* [PROBLEM REQUIREMENTS]:
Every record must be given again word for word; no picture belongs in the copy.

^^^^^^^^^^^^^^^^

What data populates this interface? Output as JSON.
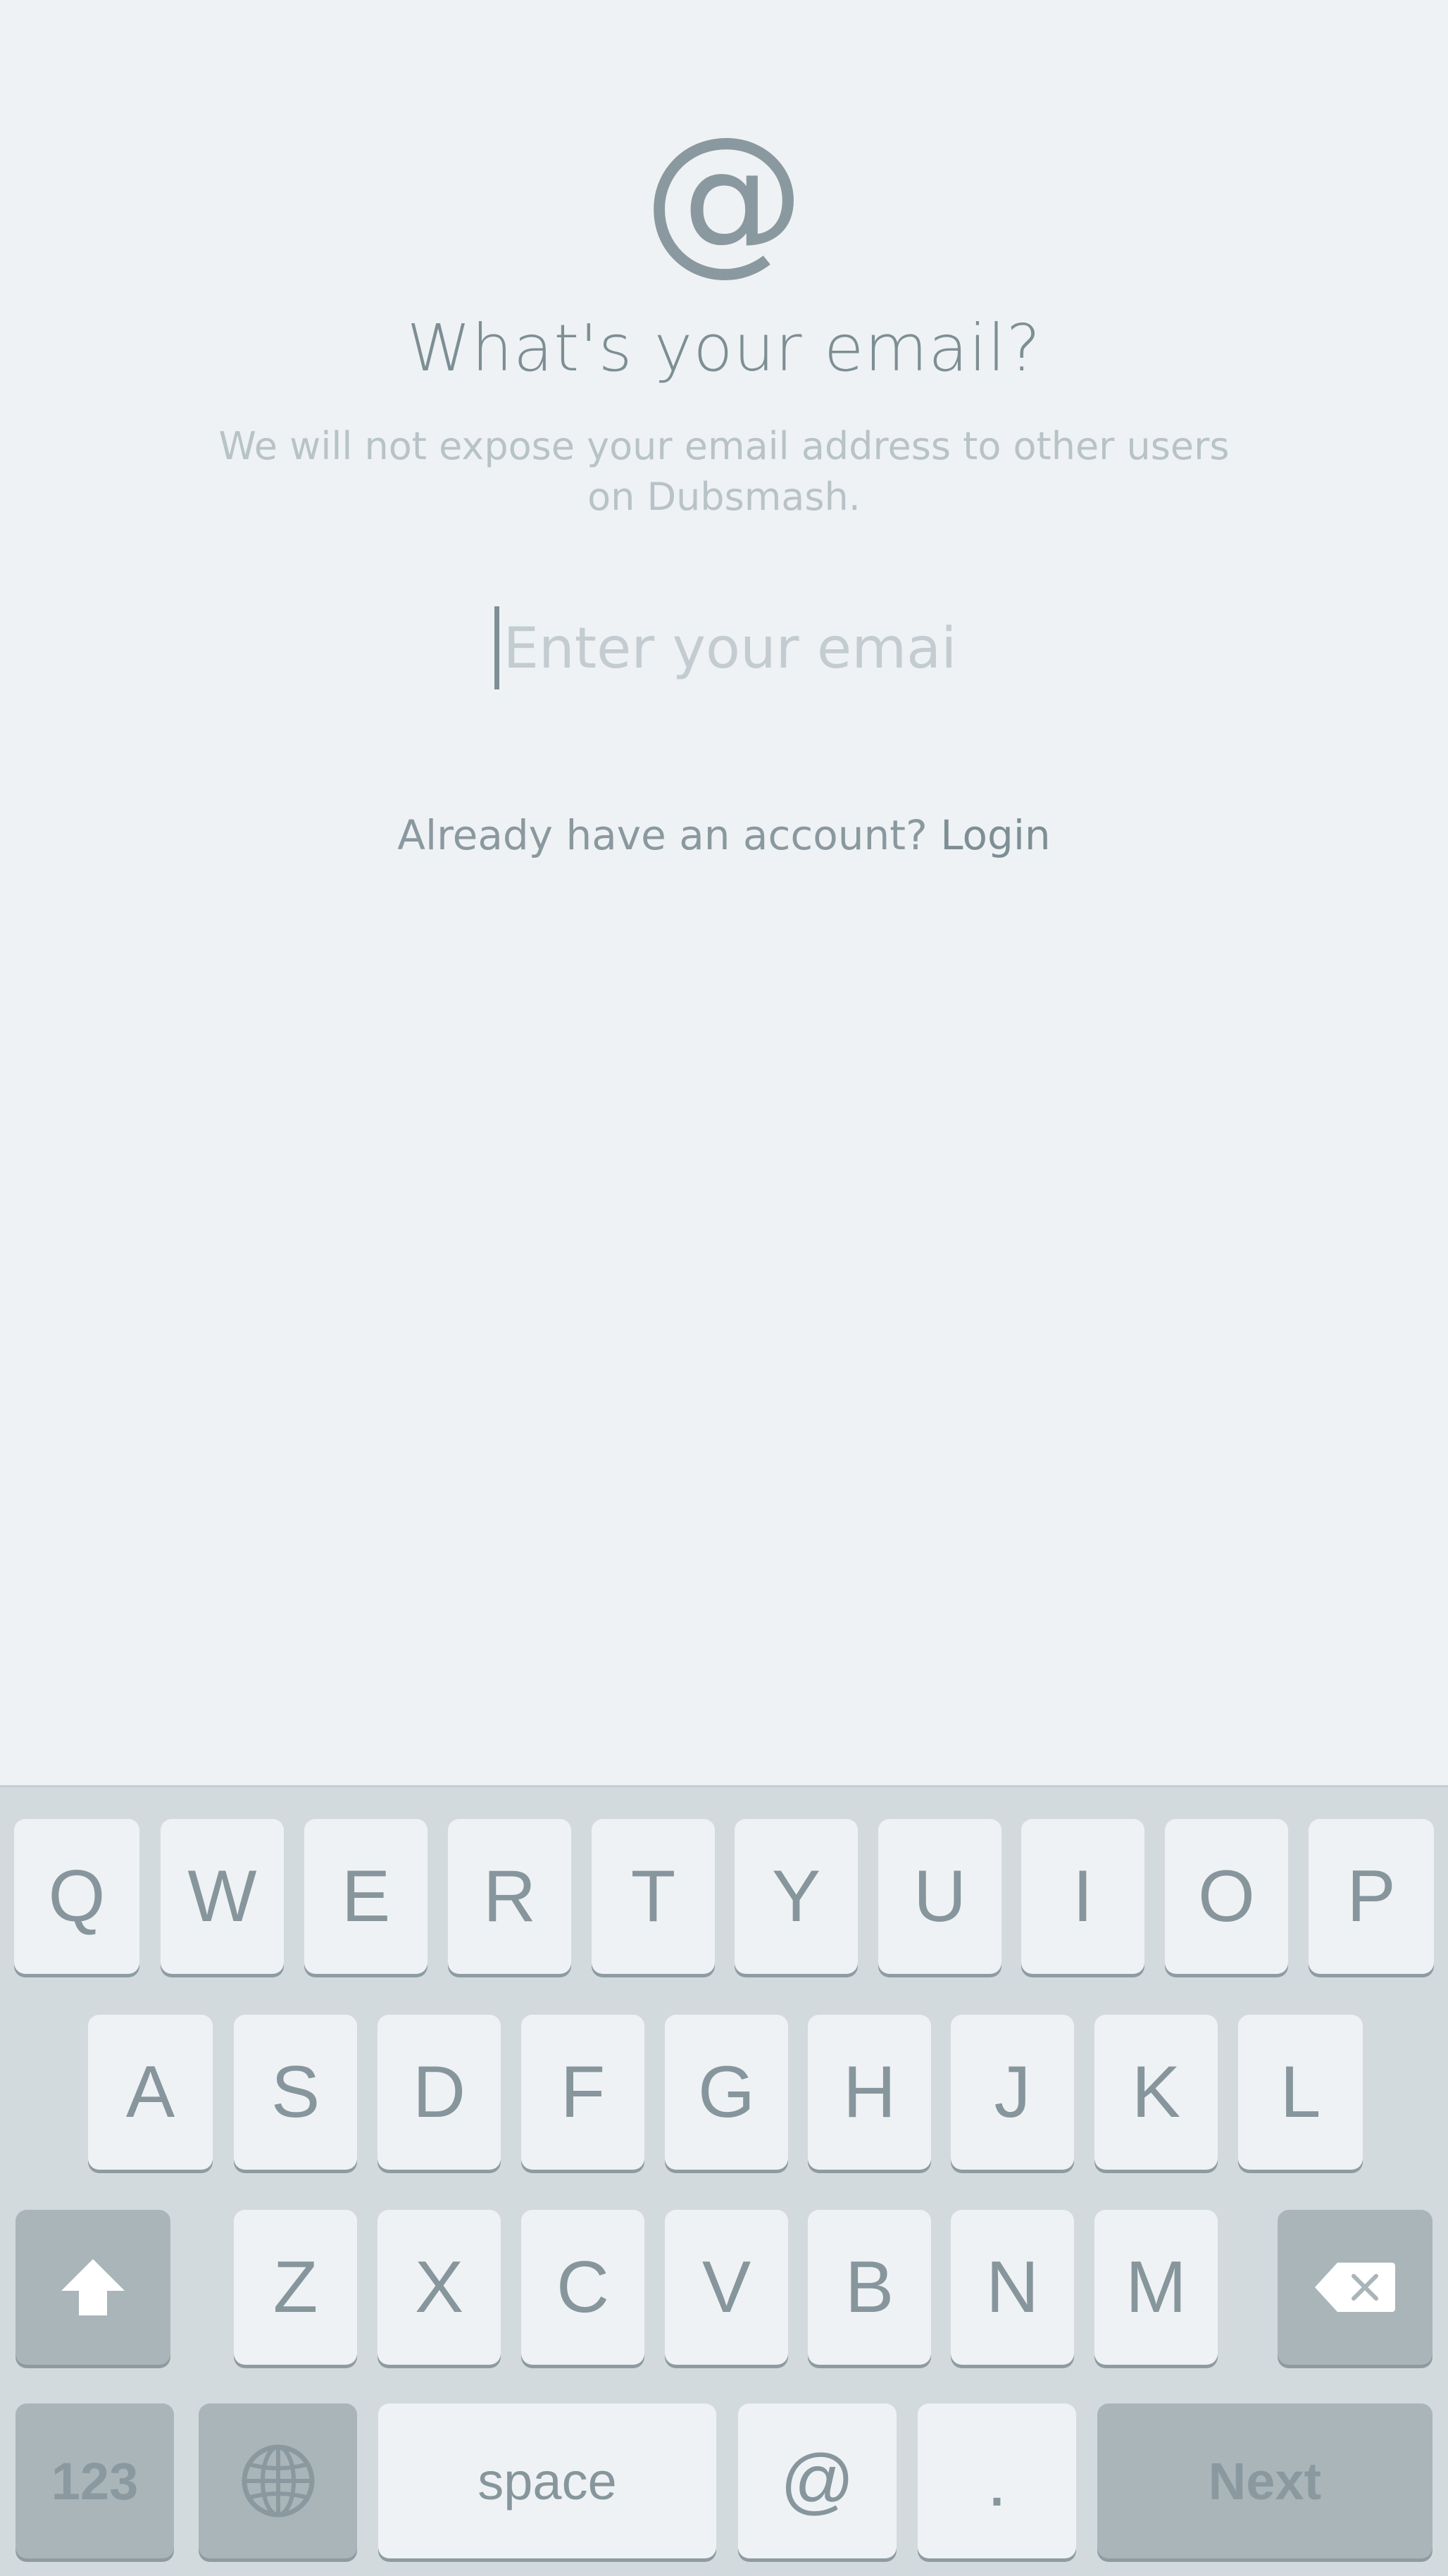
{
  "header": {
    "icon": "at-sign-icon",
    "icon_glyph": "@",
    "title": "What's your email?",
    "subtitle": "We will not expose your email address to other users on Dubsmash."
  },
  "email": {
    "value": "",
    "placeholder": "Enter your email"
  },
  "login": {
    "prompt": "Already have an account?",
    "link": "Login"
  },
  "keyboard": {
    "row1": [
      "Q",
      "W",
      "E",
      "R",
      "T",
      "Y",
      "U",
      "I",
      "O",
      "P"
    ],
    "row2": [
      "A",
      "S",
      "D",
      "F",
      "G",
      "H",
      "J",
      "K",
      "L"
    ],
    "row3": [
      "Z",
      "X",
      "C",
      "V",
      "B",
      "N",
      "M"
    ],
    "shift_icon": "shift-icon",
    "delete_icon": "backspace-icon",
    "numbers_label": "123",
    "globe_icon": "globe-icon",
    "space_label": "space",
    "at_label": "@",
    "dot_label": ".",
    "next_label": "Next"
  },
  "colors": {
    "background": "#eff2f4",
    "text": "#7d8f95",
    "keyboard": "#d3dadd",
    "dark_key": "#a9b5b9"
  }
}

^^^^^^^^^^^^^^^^

* [EXPECTED ANSWER]:
What data populates this interface? Output as JSON.
{
  "header": {
    "icon": "at-sign-icon",
    "icon_glyph": "@",
    "title": "What's your email?",
    "subtitle": "We will not expose your email address to other users on Dubsmash."
  },
  "email": {
    "value": "",
    "placeholder": "Enter your email"
  },
  "login": {
    "prompt": "Already have an account?",
    "link": "Login"
  },
  "keyboard": {
    "row1": [
      "Q",
      "W",
      "E",
      "R",
      "T",
      "Y",
      "U",
      "I",
      "O",
      "P"
    ],
    "row2": [
      "A",
      "S",
      "D",
      "F",
      "G",
      "H",
      "J",
      "K",
      "L"
    ],
    "row3": [
      "Z",
      "X",
      "C",
      "V",
      "B",
      "N",
      "M"
    ],
    "shift_icon": "shift-icon",
    "delete_icon": "backspace-icon",
    "numbers_label": "123",
    "globe_icon": "globe-icon",
    "space_label": "space",
    "at_label": "@",
    "dot_label": ".",
    "next_label": "Next"
  },
  "colors": {
    "background": "#eff2f4",
    "text": "#7d8f95",
    "keyboard": "#d3dadd",
    "dark_key": "#a9b5b9"
  }
}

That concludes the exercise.